**WHAT YOU NEED TO DO**
Your answer should be the records below, written out exactly.

Dataset rows describing interfaces
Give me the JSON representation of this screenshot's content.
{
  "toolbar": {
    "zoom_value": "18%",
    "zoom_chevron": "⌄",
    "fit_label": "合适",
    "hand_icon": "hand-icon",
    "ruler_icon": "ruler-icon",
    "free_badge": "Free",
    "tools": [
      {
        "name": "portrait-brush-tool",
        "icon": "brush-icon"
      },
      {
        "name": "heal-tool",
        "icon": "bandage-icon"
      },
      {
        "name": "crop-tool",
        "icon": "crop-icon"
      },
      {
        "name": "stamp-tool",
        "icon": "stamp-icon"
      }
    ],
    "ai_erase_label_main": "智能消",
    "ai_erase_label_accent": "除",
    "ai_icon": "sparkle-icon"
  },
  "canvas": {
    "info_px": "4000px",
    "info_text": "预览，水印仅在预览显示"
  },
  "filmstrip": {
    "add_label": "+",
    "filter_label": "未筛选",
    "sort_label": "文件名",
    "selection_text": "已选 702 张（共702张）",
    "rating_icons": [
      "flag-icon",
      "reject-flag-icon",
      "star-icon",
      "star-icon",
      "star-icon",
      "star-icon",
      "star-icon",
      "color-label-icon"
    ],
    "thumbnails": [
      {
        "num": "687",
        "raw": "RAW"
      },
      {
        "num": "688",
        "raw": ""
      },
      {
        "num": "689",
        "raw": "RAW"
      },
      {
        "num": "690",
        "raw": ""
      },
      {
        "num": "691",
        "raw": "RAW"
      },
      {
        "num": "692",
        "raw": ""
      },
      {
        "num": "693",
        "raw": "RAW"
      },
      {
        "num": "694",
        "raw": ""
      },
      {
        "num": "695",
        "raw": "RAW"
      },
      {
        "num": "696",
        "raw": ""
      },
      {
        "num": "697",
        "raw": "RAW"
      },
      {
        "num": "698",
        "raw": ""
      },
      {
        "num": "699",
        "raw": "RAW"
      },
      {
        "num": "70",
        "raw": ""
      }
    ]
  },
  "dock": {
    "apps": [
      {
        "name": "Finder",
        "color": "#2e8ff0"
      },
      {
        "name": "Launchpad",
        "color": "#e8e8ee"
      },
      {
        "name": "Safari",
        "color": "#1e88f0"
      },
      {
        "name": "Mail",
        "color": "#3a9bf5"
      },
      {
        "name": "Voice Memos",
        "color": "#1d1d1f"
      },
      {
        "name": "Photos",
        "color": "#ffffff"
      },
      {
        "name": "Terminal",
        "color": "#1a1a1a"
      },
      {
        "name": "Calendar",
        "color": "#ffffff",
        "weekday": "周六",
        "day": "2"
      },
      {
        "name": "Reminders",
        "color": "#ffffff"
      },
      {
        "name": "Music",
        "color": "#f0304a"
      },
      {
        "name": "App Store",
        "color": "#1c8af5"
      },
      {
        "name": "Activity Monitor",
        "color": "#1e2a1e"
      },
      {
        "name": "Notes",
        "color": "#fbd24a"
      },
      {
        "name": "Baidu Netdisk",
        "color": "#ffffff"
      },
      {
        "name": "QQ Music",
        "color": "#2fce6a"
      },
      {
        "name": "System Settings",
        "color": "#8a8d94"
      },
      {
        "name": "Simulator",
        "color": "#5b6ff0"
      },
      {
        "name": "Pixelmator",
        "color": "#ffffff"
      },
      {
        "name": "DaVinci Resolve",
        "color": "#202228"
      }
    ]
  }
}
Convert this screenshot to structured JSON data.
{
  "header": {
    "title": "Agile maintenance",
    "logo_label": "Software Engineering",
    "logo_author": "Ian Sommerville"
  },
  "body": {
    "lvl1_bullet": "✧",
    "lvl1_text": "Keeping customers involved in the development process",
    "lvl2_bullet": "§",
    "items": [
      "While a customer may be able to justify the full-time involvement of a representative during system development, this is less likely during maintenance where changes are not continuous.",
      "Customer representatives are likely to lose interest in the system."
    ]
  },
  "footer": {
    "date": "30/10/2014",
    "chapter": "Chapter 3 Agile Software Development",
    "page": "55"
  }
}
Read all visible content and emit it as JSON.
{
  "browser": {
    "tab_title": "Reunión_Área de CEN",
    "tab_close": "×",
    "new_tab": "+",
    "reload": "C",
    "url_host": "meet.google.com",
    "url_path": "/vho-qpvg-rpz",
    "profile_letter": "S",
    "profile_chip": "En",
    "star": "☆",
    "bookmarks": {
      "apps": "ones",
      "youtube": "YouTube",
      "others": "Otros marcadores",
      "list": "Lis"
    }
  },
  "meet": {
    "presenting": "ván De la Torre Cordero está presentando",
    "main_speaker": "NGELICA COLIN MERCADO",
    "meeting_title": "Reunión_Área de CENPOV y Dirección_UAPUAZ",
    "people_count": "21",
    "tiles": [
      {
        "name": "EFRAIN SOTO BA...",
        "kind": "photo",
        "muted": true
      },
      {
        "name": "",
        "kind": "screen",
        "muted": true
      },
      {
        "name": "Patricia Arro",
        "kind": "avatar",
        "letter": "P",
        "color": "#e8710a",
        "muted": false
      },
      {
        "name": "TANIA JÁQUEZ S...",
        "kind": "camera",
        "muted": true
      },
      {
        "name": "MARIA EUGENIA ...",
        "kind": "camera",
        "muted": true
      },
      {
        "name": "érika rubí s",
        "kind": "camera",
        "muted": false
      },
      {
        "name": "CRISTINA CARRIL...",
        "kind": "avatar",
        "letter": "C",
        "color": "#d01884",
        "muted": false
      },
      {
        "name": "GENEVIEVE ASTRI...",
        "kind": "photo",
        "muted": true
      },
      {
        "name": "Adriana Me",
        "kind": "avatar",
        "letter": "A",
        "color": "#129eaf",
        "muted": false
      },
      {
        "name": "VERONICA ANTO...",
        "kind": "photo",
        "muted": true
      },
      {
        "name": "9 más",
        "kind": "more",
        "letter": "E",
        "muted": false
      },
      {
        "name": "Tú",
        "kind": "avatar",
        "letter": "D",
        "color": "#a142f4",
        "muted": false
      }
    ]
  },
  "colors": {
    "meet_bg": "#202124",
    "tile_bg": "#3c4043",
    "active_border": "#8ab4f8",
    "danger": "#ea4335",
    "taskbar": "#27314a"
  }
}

**OUTPUT FOR THIS EXERCISE**
Give me the JSON representation of this screenshot's content.
{
  "toolbar": {
    "zoom_value": "18%",
    "zoom_chevron": "⌄",
    "fit_label": "合适",
    "hand_icon": "hand-icon",
    "ruler_icon": "ruler-icon",
    "free_badge": "Free",
    "tools": [
      {
        "name": "portrait-brush-tool",
        "icon": "brush-icon"
      },
      {
        "name": "heal-tool",
        "icon": "bandage-icon"
      },
      {
        "name": "crop-tool",
        "icon": "crop-icon"
      },
      {
        "name": "stamp-tool",
        "icon": "stamp-icon"
      }
    ],
    "ai_erase_label_main": "智能消",
    "ai_erase_label_accent": "除",
    "ai_icon": "sparkle-icon"
  },
  "canvas": {
    "info_px": "4000px",
    "info_text": "预览，水印仅在预览显示"
  },
  "filmstrip": {
    "add_label": "+",
    "filter_label": "未筛选",
    "sort_label": "文件名",
    "selection_text": "已选 702 张（共702张）",
    "rating_icons": [
      "flag-icon",
      "reject-flag-icon",
      "star-icon",
      "star-icon",
      "star-icon",
      "star-icon",
      "star-icon",
      "color-label-icon"
    ],
    "thumbnails": [
      {
        "num": "687",
        "raw": "RAW"
      },
      {
        "num": "688",
        "raw": ""
      },
      {
        "num": "689",
        "raw": "RAW"
      },
      {
        "num": "690",
        "raw": ""
      },
      {
        "num": "691",
        "raw": "RAW"
      },
      {
        "num": "692",
        "raw": ""
      },
      {
        "num": "693",
        "raw": "RAW"
      },
      {
        "num": "694",
        "raw": ""
      },
      {
        "num": "695",
        "raw": "RAW"
      },
      {
        "num": "696",
        "raw": ""
      },
      {
        "num": "697",
        "raw": "RAW"
      },
      {
        "num": "698",
        "raw": ""
      },
      {
        "num": "699",
        "raw": "RAW"
      },
      {
        "num": "70",
        "raw": ""
      }
    ]
  },
  "dock": {
    "apps": [
      {
        "name": "Finder",
        "color": "#2e8ff0"
      },
      {
        "name": "Launchpad",
        "color": "#e8e8ee"
      },
      {
        "name": "Safari",
        "color": "#1e88f0"
      },
      {
        "name": "Mail",
        "color": "#3a9bf5"
      },
      {
        "name": "Voice Memos",
        "color": "#1d1d1f"
      },
      {
        "name": "Photos",
        "color": "#ffffff"
      },
      {
        "name": "Terminal",
        "color": "#1a1a1a"
      },
      {
        "name": "Calendar",
        "color": "#ffffff",
        "weekday": "周六",
        "day": "2"
      },
      {
        "name": "Reminders",
        "color": "#ffffff"
      },
      {
        "name": "Music",
        "color": "#f0304a"
      },
      {
        "name": "App Store",
        "color": "#1c8af5"
      },
      {
        "name": "Activity Monitor",
        "color": "#1e2a1e"
      },
      {
        "name": "Notes",
        "color": "#fbd24a"
      },
      {
        "name": "Baidu Netdisk",
        "color": "#ffffff"
      },
      {
        "name": "QQ Music",
        "color": "#2fce6a"
      },
      {
        "name": "System Settings",
        "color": "#8a8d94"
      },
      {
        "name": "Simulator",
        "color": "#5b6ff0"
      },
      {
        "name": "Pixelmator",
        "color": "#ffffff"
      },
      {
        "name": "DaVinci Resolve",
        "color": "#202228"
      }
    ]
  }
}
Convert this screenshot to structured JSON data.
{
  "header": {
    "title": "Agile maintenance",
    "logo_label": "Software Engineering",
    "logo_author": "Ian Sommerville"
  },
  "body": {
    "lvl1_bullet": "✧",
    "lvl1_text": "Keeping customers involved in the development process",
    "lvl2_bullet": "§",
    "items": [
      "While a customer may be able to justify the full-time involvement of a representative during system development, this is less likely during maintenance where changes are not continuous.",
      "Customer representatives are likely to lose interest in the system."
    ]
  },
  "footer": {
    "date": "30/10/2014",
    "chapter": "Chapter 3 Agile Software Development",
    "page": "55"
  }
}
Read all visible content and emit it as JSON.
{
  "browser": {
    "tab_title": "Reunión_Área de CEN",
    "tab_close": "×",
    "new_tab": "+",
    "reload": "C",
    "url_host": "meet.google.com",
    "url_path": "/vho-qpvg-rpz",
    "profile_letter": "S",
    "profile_chip": "En",
    "star": "☆",
    "bookmarks": {
      "apps": "ones",
      "youtube": "YouTube",
      "others": "Otros marcadores",
      "list": "Lis"
    }
  },
  "meet": {
    "presenting": "ván De la Torre Cordero está presentando",
    "main_speaker": "NGELICA COLIN MERCADO",
    "meeting_title": "Reunión_Área de CENPOV y Dirección_UAPUAZ",
    "people_count": "21",
    "tiles": [
      {
        "name": "EFRAIN SOTO BA...",
        "kind": "photo",
        "muted": true
      },
      {
        "name": "",
        "kind": "screen",
        "muted": true
      },
      {
        "name": "Patricia Arro",
        "kind": "avatar",
        "letter": "P",
        "color": "#e8710a",
        "muted": false
      },
      {
        "name": "TANIA JÁQUEZ S...",
        "kind": "camera",
        "muted": true
      },
      {
        "name": "MARIA EUGENIA ...",
        "kind": "camera",
        "muted": true
      },
      {
        "name": "érika rubí s",
        "kind": "camera",
        "muted": false
      },
      {
        "name": "CRISTINA CARRIL...",
        "kind": "avatar",
        "letter": "C",
        "color": "#d01884",
        "muted": false
      },
      {
        "name": "GENEVIEVE ASTRI...",
        "kind": "photo",
        "muted": true
      },
      {
        "name": "Adriana Me",
        "kind": "avatar",
        "letter": "A",
        "color": "#129eaf",
        "muted": false
      },
      {
        "name": "VERONICA ANTO...",
        "kind": "photo",
        "muted": true
      },
      {
        "name": "9 más",
        "kind": "more",
        "letter": "E",
        "muted": false
      },
      {
        "name": "Tú",
        "kind": "avatar",
        "letter": "D",
        "color": "#a142f4",
        "muted": false
      }
    ]
  },
  "colors": {
    "meet_bg": "#202124",
    "tile_bg": "#3c4043",
    "active_border": "#8ab4f8",
    "danger": "#ea4335",
    "taskbar": "#27314a"
  }
}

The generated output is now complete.